BEGIN

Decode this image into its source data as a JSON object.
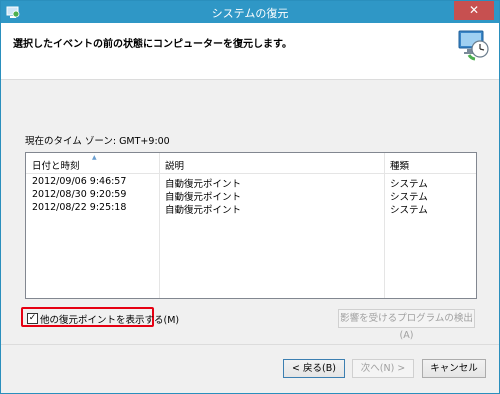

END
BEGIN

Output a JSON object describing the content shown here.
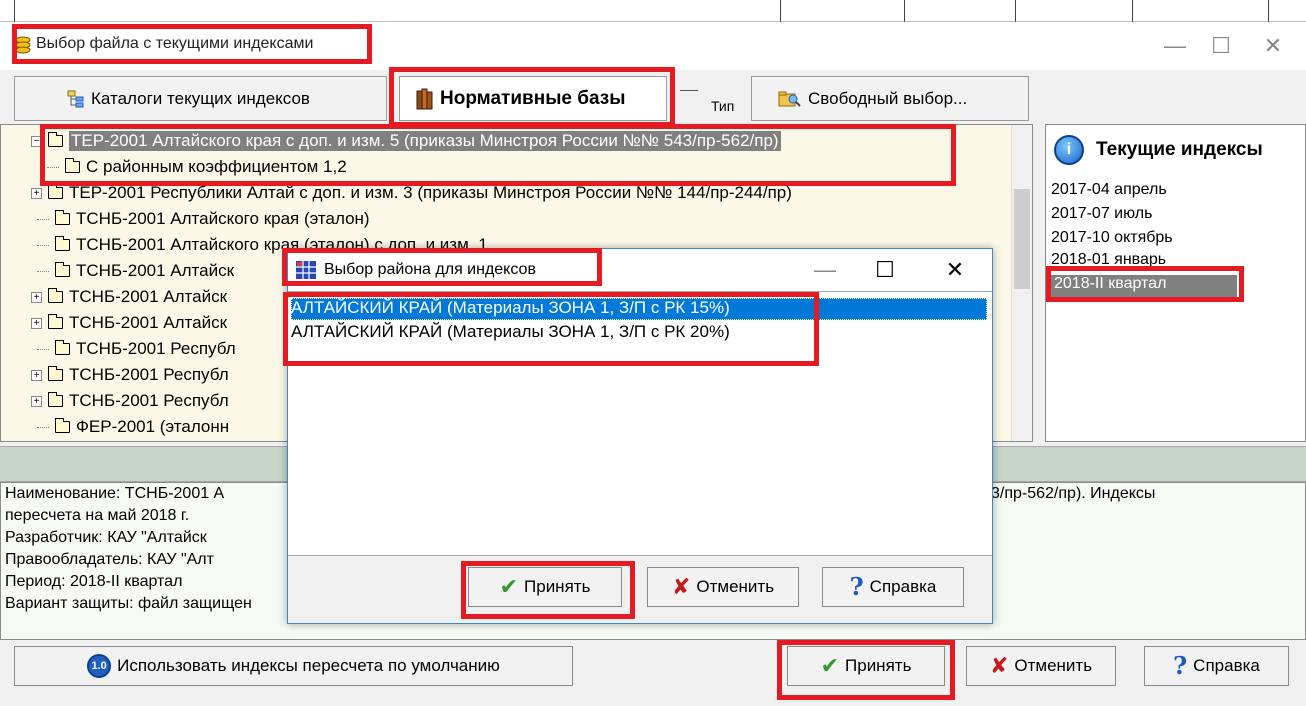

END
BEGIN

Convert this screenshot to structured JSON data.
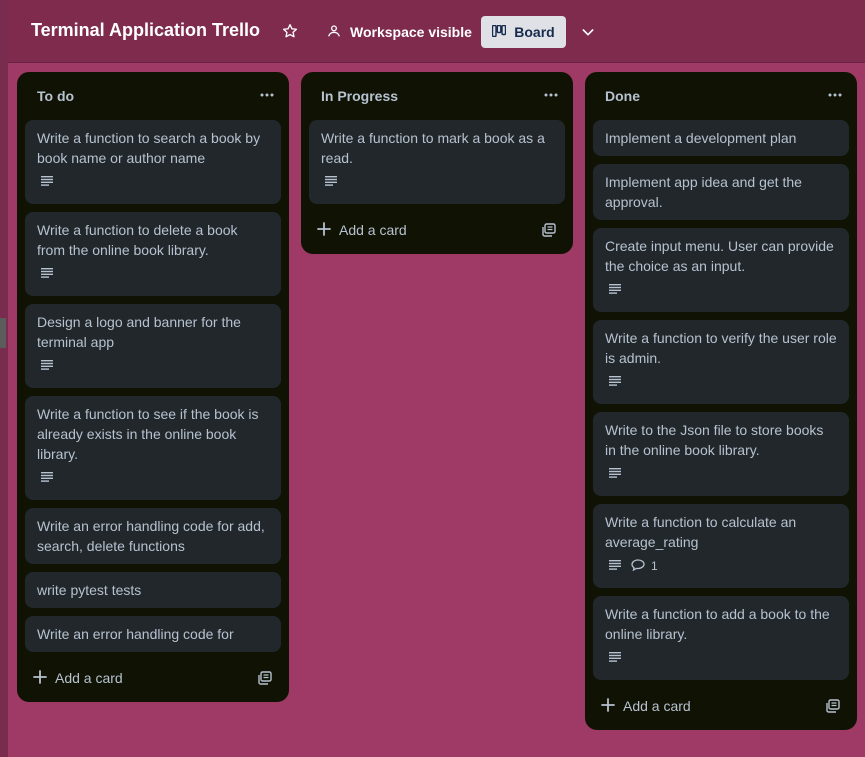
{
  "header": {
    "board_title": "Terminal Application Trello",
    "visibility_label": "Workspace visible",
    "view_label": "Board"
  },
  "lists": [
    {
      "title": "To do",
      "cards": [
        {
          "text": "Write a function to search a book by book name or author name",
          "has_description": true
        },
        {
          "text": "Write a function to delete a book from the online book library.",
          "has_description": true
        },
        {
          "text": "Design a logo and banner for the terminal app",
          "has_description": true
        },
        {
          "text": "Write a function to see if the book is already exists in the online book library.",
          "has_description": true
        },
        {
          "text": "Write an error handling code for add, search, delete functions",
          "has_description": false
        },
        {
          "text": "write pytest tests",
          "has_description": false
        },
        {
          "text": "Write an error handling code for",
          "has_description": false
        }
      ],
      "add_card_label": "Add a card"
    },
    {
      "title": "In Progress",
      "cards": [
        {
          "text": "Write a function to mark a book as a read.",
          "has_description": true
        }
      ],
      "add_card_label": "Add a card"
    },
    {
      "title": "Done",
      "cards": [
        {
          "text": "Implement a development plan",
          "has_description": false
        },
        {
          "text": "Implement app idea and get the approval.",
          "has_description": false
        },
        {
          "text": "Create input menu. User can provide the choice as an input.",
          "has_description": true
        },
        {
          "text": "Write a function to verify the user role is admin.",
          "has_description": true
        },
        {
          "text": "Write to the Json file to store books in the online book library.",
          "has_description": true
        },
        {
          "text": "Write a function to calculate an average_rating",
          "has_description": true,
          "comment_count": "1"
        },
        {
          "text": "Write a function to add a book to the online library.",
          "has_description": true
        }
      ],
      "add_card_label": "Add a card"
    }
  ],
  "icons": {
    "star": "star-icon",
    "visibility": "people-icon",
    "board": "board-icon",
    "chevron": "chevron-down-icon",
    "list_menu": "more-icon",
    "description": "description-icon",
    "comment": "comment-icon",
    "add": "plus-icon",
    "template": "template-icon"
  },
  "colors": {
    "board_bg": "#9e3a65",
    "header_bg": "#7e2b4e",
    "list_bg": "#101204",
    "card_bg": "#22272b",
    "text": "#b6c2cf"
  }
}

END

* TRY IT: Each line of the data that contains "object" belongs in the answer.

* EXERCISE OUTPUT:
Decode this image into its source data as a JSON object.
Output a JSON object describing the content shown here.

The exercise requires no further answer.